• **Information**:
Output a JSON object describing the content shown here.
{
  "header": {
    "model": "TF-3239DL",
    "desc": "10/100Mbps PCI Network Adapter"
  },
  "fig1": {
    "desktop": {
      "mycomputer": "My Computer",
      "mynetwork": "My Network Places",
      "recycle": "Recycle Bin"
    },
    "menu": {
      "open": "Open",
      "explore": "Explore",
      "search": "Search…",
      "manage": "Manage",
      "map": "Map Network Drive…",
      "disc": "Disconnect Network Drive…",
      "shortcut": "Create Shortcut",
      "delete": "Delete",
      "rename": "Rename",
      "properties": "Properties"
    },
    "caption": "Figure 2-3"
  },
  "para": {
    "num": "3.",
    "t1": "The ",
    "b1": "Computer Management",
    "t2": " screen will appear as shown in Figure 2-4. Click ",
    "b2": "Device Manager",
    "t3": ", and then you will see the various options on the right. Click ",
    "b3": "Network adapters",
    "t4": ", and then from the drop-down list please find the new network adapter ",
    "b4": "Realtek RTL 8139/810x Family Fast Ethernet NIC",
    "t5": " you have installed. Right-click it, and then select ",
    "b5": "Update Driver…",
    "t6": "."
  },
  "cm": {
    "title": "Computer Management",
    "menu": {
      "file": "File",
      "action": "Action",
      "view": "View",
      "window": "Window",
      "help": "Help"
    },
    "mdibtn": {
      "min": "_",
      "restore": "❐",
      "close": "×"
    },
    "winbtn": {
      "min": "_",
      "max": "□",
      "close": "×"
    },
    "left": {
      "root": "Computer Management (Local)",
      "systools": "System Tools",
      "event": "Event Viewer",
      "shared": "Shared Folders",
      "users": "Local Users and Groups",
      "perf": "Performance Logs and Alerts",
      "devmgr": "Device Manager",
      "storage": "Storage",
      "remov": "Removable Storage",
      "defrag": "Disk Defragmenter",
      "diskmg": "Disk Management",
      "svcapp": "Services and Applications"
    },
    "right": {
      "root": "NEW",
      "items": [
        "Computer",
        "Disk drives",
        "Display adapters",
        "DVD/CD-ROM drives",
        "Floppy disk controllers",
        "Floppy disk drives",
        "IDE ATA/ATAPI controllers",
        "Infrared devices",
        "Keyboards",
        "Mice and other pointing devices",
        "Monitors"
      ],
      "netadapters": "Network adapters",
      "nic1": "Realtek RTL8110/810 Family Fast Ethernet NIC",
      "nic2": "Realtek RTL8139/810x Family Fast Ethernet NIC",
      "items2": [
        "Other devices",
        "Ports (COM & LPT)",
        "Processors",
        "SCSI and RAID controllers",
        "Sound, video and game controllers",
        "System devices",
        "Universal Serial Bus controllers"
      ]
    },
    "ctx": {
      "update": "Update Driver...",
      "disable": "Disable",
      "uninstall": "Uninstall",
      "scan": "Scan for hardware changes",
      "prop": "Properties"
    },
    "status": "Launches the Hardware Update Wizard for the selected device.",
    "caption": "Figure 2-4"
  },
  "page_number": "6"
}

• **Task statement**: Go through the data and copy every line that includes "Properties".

• **Exercise answer**:
      "properties": "Properties"
      "prop": "Properties"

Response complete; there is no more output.